Need for trained personnel
Like every other industry, there is a need of skilled personnel in this industry too. Besides the IATA certificate which is only academic, the personnel need a lot of soft skill training. Clients today need a host of services and not just an air ticket. It may be product knowledge, visa, insurance or foreign exchange or about a self driven car or only the weather.
“Our job is not complete unless and until we don’t give all the information to the clients. A client can get to buy an air ticket on the net. But it is still cumbersome for him/her to get all the related information. Hence, we need to be travel consultants and not just ticketing agents,” asserts Mamta Nichani, chairman, managing committee member, TAAI.

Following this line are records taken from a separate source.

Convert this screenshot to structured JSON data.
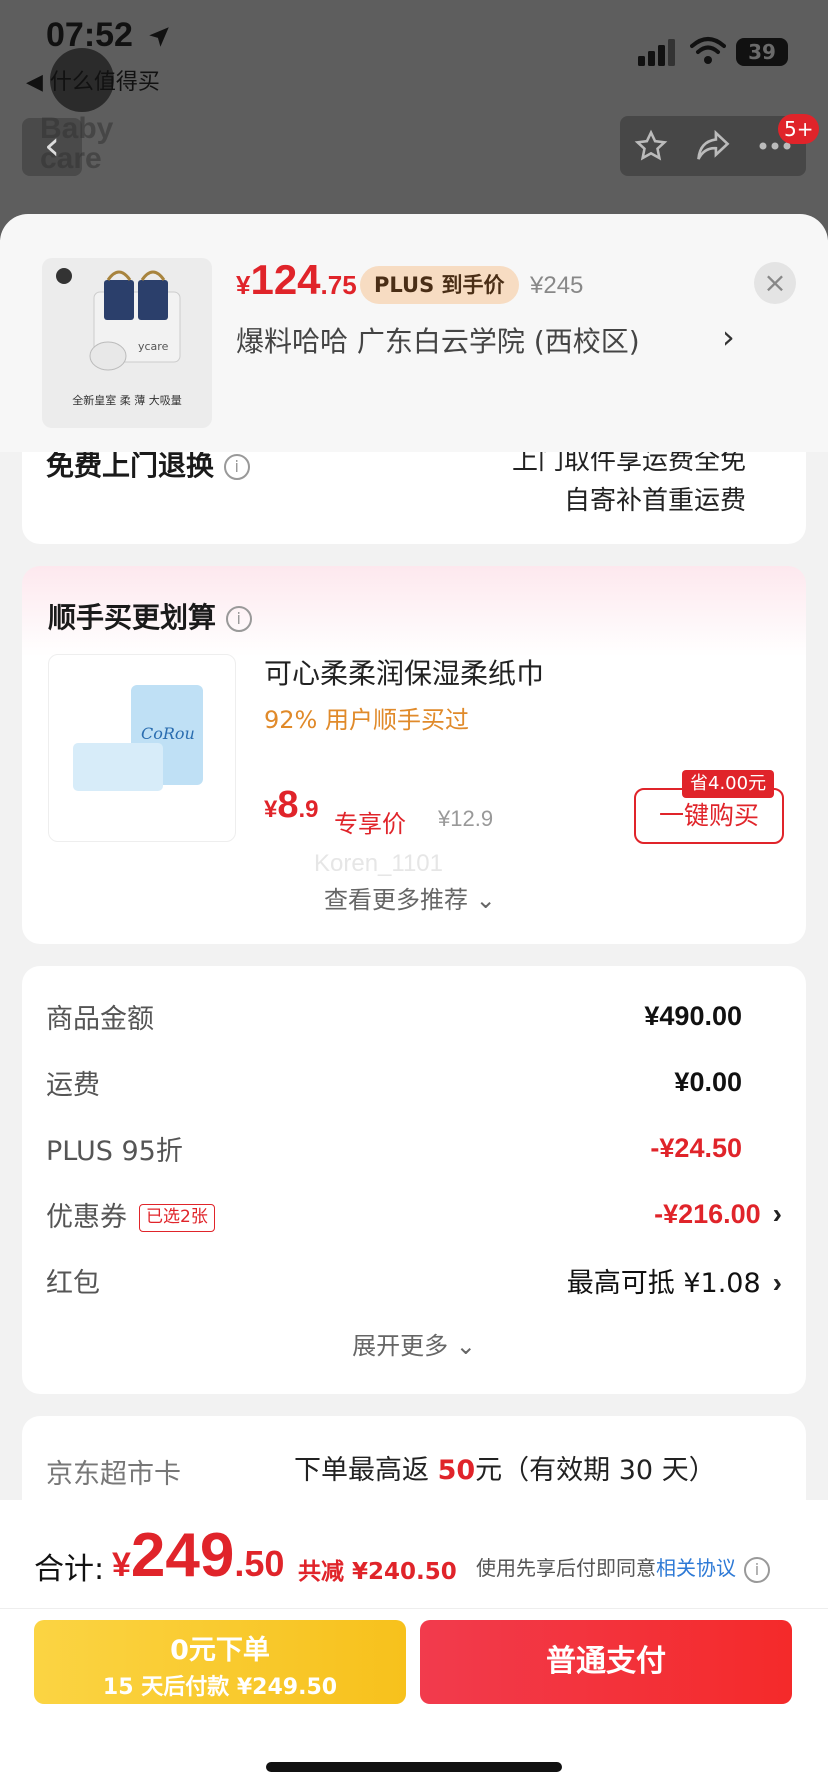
{
  "status_bar": {
    "time": "07:52",
    "back_app": "◀ 什么值得买",
    "battery": "39"
  },
  "nav": {
    "brand": "Baby\ncare",
    "badge": "5+"
  },
  "summary": {
    "price_yen": "¥",
    "price_int": "124",
    "price_dec": ".75",
    "plus_tag": "PLUS 到手价",
    "orig_price": "¥245",
    "address": "爆料哈哈  广东白云学院 (西校区)",
    "thumb_caption": "全新皇室 柔 薄 大吸量"
  },
  "returns": {
    "title": "免费上门退换",
    "line1": "上门取件享运费全免",
    "line2": "自寄补首重运费"
  },
  "recommend": {
    "title": "顺手买更划算",
    "product_name": "可心柔柔润保湿柔纸巾",
    "buy_rate": "92% 用户顺手买过",
    "price_yen": "¥",
    "price_int": "8",
    "price_dec": ".9",
    "price_tag": "专享价",
    "orig_price": "¥12.9",
    "save_badge": "省4.00元",
    "buy_button": "一键购买",
    "watermark": "Koren_1101",
    "more": "查看更多推荐"
  },
  "costs": {
    "rows": [
      {
        "label": "商品金额",
        "value": "¥490.00"
      },
      {
        "label": "运费",
        "value": "¥0.00"
      },
      {
        "label": "PLUS 95折",
        "value": "-¥24.50"
      },
      {
        "label": "优惠券",
        "value": "-¥216.00",
        "tag": "已选2张"
      },
      {
        "label": "红包",
        "value": "最高可抵 ¥1.08"
      }
    ],
    "more": "展开更多"
  },
  "jd_card": {
    "label": "京东超市卡",
    "text_before": "下单最高返 ",
    "amount": "50",
    "text_after": "元（有效期 30 天）"
  },
  "bottom": {
    "total_label": "合计:",
    "total_yen": "¥",
    "total_int": "249",
    "total_dec": ".50",
    "saved": "共减 ¥240.50",
    "agree_text": "使用先享后付即同意",
    "agree_link": "相关协议",
    "later_line1": "0元下单",
    "later_line2": "15 天后付款 ¥249.50",
    "pay_button": "普通支付"
  },
  "colors": {
    "accent_red": "#e0242a",
    "link_blue": "#2e7ad6",
    "later_yellow": "#f7c11c",
    "plus_tag_bg": "#f7dcc2"
  },
  "icons": [
    "location-arrow-icon",
    "signal-icon",
    "wifi-icon",
    "battery-icon",
    "back-icon",
    "star-icon",
    "share-icon",
    "more-icon",
    "close-icon",
    "chevron-right-icon",
    "info-icon",
    "chevron-down-icon"
  ]
}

It has become imperative today to change the mindset in order to forge successful careers in the travel and tourism industry. Hitherto, the travel distribution role was performed by traditional travel agents and tour operators. They were supported by global distribution systems or tour operators’ videotext systems (or leisure travel networks). The coming of the Internet created the conditions for the emergence of interactive digital televisions and mobile devices selling directly on the Internet by allowing users to access the airline reservation systems, web-based travel agents and travel portals. This has gradually intensified competition. Consequently, traditional travel agents must re-engineer their business processes in order to survive and remain competitive. Research findings point out to the evolving nature of business in a globalised environment and the necessary strategic adjustments in human resources management.
Future of the industry
Expressing his views on the future of the travel and tourism industry and of the travel agents Prasad says, “The future is very bright. A 15-20 per cent growth can be seen in the next 5-6 years. Tourism revolution has yet to begin in India. Interest in India is beginning to catch up and it certainly has a long way to go.”
He further adds, “The internet can never replace personal contact. Travel agents are here to stay provided they adapt to the changing environment, adopt emerging technology and understand customers as well as cater to their needs.”
Says Ashwani Kakkar, CEO, Mercury Travels, “Globally, the travel and tourism industry is the single largest industry in the world. It is the best wealth distributor as an industry.”
The list is endless, for you can find many a reason and more to travel. All of these have a specific need and require knowledge of the local customs and people besides information on the destination which can be attained in a limited way from the internet. The Travel agents fulfil this very need and create not just a holiday or a trip but an experience to remember.